So what irked me this past week?  The setting of timeframes and then the almost casual acceptance of people that don’t meet (or respect) the time lines.  In this case, it was a large conference call set for 11:30 Pacific.  At the appointed time, there were over 200 people on the call.  The meeting started with “we are going to wait 5 minutes for any late comers”.  So in other words the 200 plus people that can manage a schedule and be on time are less important that a few stragglers.  That is not a good message to send to your audience.

The worse part is that the organizers are promoting and creating the situation where people will not call in on time for future events.

Unfortunately this is not a rare occurrence, and it only proves the saying that the majority of our problems are self-inflicted.  Applying that to our world of interest (data management, et al) the question has to be asked as to what behavior are you tolerating that is creating behavior you do not want?  Any parent in the reading audience should be able to quickly related to this problem as well (for more parenting tips see my “Parents Guide to Raising a Data Warehouse” article in Teradata Magazine Volume 7 Issue 3)

Examples of creating bad behavior through unwarranted tolerance are easy to find.  A perfect example is from a company that took months to create a “data warehouse guiding principle” document.  In it, there was a principle that data would be leveraged in the database as opposed to extracting out to external data marts.  Despite this effort and agreement, the first project up for review had a design where data would be extracted to a cube for “performance” reasons.  No testing was ever done to see if the performance from the core data warehouse was good or bad, it was just assumed that cubes are better.  The project got funded and that company is now going through an “integration exercise” to once again try and get a consistent body of data.  The problem: too many cube extracts and individual data definitions.

And it is not just internally that this happens.  We all know the problems with traveling these days and some airlines charging for checked baggage.  This means that more people are bringing more bags to the gate (creating other problems at boarding).  As I was sitting at the gate one day the announcement was made that the plane would be full, overhead space will be a concern for those boarding later in the process, and if you would want to check your bag now the fee would be waived.  Once again, they are just motivating people to bring as much as possible to the gate in hope of having the fee waived during particularly busy times!

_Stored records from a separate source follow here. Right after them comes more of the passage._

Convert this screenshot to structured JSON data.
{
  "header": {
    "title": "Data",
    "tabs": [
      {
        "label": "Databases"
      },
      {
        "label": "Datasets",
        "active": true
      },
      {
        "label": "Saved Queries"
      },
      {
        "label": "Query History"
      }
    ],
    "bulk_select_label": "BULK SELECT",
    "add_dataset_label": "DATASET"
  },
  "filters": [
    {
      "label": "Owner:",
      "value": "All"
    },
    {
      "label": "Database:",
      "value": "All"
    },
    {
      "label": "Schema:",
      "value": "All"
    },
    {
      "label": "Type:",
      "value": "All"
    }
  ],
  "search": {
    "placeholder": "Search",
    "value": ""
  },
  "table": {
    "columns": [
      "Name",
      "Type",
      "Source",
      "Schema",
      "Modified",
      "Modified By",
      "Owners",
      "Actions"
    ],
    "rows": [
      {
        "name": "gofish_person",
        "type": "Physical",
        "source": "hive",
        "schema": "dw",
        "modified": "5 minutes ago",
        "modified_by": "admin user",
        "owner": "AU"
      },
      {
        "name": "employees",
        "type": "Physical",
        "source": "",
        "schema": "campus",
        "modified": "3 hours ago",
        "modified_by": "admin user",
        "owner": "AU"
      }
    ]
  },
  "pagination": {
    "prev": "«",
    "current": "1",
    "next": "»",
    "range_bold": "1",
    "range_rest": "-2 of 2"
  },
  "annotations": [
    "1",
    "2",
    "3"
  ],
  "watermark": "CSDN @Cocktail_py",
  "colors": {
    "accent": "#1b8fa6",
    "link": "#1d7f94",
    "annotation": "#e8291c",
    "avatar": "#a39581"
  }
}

Once you become aware of this phenomenon, you find it almost everywhere in your professional and personal life.

So how to correct or avoid this from happening?  If we create most of our problems, then the good news is that we can solve them as well.  The first step is that you have to understand your priorities and what you will or will not tolerate.  Once that is known then decisions are easy and actions are aligned amongst groups and much more relevant to your desired outcomes.

So the question of the blog is do you have a set of priorities or guidelines that are used to frame and form your decision making?  If you do are those shared across the company and not only agreed to but acted upon in that agreement?  If you don’t then 1) why not and 2) how do you make or defend your decisions on what to execute?

Just as a starter kit of sorts, here is a quick example of guiding principles:

1) The users will be able to access the data without delay caused by any other processes.

2) The data model will reflect the business not the functions of the day

3) There will be no artificial barriers to loading the data,

4) The data warehouse will reflect the data from the operational system

5) Data replications shall be held to a minimum

6) New subject areas will need to be justified with a business case

7) The key goal for the warehouse is ability to influence and enhance action-taking processes

All of these can be explored in further depth and I have even written some white papers that detail many of them.  I am going to let them sit as is for now and then your comments or interest in the white papers can determine if a deeper blog on the subject is warranted.  For now, go find who has your guiding principle and make sure you are not tolerating exceptions to those priorities.